If we learn nothing else from sheltering in place, I hope it’s this:
Live human interaction is irreplaceable.
Our electronic technologies give us greater speed, distance and size, but without the real deal—physical bodies in real time working, playing, talking, singing, dancing together— it is a poor substitute. Aren’t we teachers all discovering how insanely difficult it is to do some of the simplest things that we do daily with kids with these clumsy technologies? Aren’t we all finally realizing what a precious gift it is to shake hands with the children as they enter our class, to sit in a morning circle, to sing a song together?

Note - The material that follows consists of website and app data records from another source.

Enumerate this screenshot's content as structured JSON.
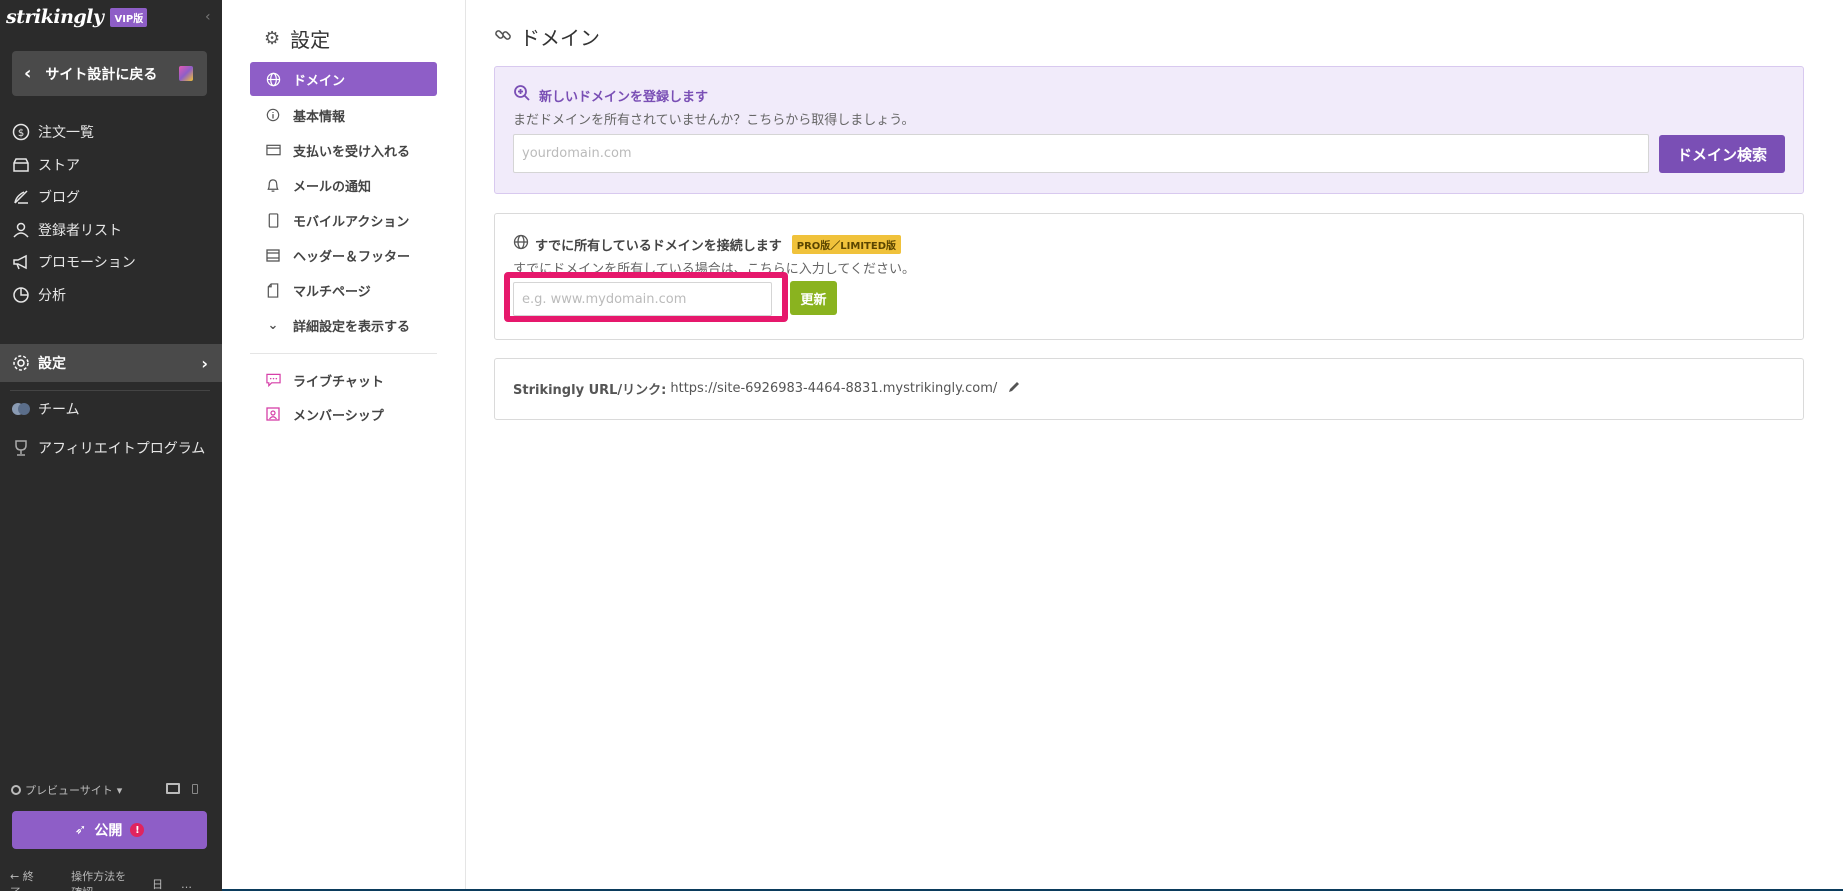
{
  "brand": {
    "logo": "strikingly",
    "vip_label": "VIP版"
  },
  "sidebar": {
    "back_label": "サイト設計に戻る",
    "items": [
      {
        "label": "注文一覧",
        "icon": "dollar-icon"
      },
      {
        "label": "ストア",
        "icon": "store-icon"
      },
      {
        "label": "ブログ",
        "icon": "blog-icon"
      },
      {
        "label": "登録者リスト",
        "icon": "users-icon"
      },
      {
        "label": "プロモーション",
        "icon": "megaphone-icon"
      },
      {
        "label": "分析",
        "icon": "chart-icon"
      },
      {
        "label": "設定",
        "icon": "gear-icon",
        "active": true
      },
      {
        "label": "チーム",
        "icon": "team-icon"
      },
      {
        "label": "アフィリエイトプログラム",
        "icon": "trophy-icon"
      }
    ],
    "preview_label": "プレビューサイト",
    "publish_label": "公開",
    "publish_alert": "!",
    "exit_label": "終了",
    "howto_label": "操作方法を確認",
    "lang_label": "日",
    "more_label": "…"
  },
  "settings_nav": {
    "title": "設定",
    "items": [
      {
        "label": "ドメイン",
        "active": true
      },
      {
        "label": "基本情報"
      },
      {
        "label": "支払いを受け入れる"
      },
      {
        "label": "メールの通知"
      },
      {
        "label": "モバイルアクション"
      },
      {
        "label": "ヘッダー＆フッター"
      },
      {
        "label": "マルチページ"
      },
      {
        "label": "詳細設定を表示する"
      }
    ],
    "extra_items": [
      {
        "label": "ライブチャット"
      },
      {
        "label": "メンバーシップ"
      }
    ]
  },
  "main": {
    "title": "ドメイン",
    "new_domain": {
      "heading": "新しいドメインを登録します",
      "subtext": "まだドメインを所有されていませんか？こちらから取得しましょう。",
      "placeholder": "yourdomain.com",
      "search_button": "ドメイン検索"
    },
    "existing_domain": {
      "heading": "すでに所有しているドメインを接続します",
      "badge": "PRO版／LIMITED版",
      "subtext": "すでにドメインを所有している場合は、こちらに入力してください。",
      "placeholder": "e.g. www.mydomain.com",
      "update_button": "更新"
    },
    "strikingly_url": {
      "label": "Strikingly URL/リンク:",
      "value": "https://site-6926983-4464-8831.mystrikingly.com/"
    }
  },
  "colors": {
    "accent": "#8e5ec7",
    "sidebar_bg": "#2b2b2b",
    "update_green": "#8ab31f",
    "badge_yellow": "#f0c23b",
    "highlight": "#e6186c"
  }
}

It’s a good time to reflect on how our fascination and obsession with machines has wreaked some havoc in education. We’ve spent more time trying to make our boards smarter than our children, sent kids off to screen garage bands rather than the garage itself, spent hours at staff meetings navigating the ever-growing grid of electronic systems (Schoology, See Saw, Google Docs, Zoom, Loom, Flipgrid, etc. etc and again, etc.) instead of sharing stories of the visible sparks of our students’ genius. Yes, I know these are not either/or propositions. Youtube gives us instant access to the Nicholas Brothers’ extraordinary dance in Stormy Weather and we can link it and put it in Schoology to be part of the 8thgrade music homework. But how much time do we as teachers actually discuss the proper balance between screen time and working with one’s hands, between playing someone else's computer game and creating directly from our own imagination, between face-to-face discussion and texts? In my experience, not much.

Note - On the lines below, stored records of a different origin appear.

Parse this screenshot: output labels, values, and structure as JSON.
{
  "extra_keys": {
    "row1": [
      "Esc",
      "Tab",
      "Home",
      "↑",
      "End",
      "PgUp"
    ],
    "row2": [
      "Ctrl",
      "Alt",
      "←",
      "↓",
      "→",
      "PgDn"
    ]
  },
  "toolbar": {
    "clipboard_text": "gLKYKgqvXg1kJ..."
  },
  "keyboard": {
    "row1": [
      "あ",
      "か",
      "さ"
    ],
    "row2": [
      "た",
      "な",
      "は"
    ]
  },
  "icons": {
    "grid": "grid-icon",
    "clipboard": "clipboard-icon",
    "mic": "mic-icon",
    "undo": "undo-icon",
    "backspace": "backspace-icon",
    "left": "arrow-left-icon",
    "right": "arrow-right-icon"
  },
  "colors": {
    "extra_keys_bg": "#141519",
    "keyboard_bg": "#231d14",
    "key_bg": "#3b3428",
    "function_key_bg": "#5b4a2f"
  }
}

After years of thinking about this and reading about this and writing about this, I finally came up with a personal Mission Statement as I consider each new available technology. In short:
The right tool for the right job for the right reason( for the right age at the right time for the right amount of time for the right cost etc.)
Right now is certainly the right time to explore electronic alternatives to live classrooms as COVID-19 has us sheltered and isolated in our homes. Like many teachers, I’ve had to navigate through all the maddening details of online teaching with a mix of frustration at its limitations and clumsiness, gratitude for a chance to keep some kind of connection with the kids and help them move forward in their learning and surprise that some activities work a bit better than the old methods! Here are three of my silver linings in the dark cloud of sheltered education:
1) Using Schoology for 8th grade jazz history assignments is a good technology for the purpose. I can embed videos and audio files, the kids write their responses and I can quickly comment on their comments. And since I rarely have much time to get as far into Jazz History as I'd like with them, now it's possible to go further.
2) Zoom live recorder lessons! A dream!!! They shut off their microphones and echo me but I can't hear them and they can't hear each other. So the cacophony of missed notes and bad intonation saves all our ears. Then they turn on their mikes one at a time and I can hear each one WHILE THE OTHERS KEEP PRACTICING! Yeah!
3) Singing with preschoolers. Very weird not to actually hear them sing (they shut their mics off because the digital delay creates aural chaos), but I'm doing lots of motion songs so I can see them respond. And best of all, their parents finally get to hear the songs I'm doing with them and not only sing along, but do some partner clapping plays.
And so: "The right tool for the right job for the right reason.” A little sparkle of silver lining the cloud. But still, I can’t wait to hold hands in the circle with the kids! May it be so!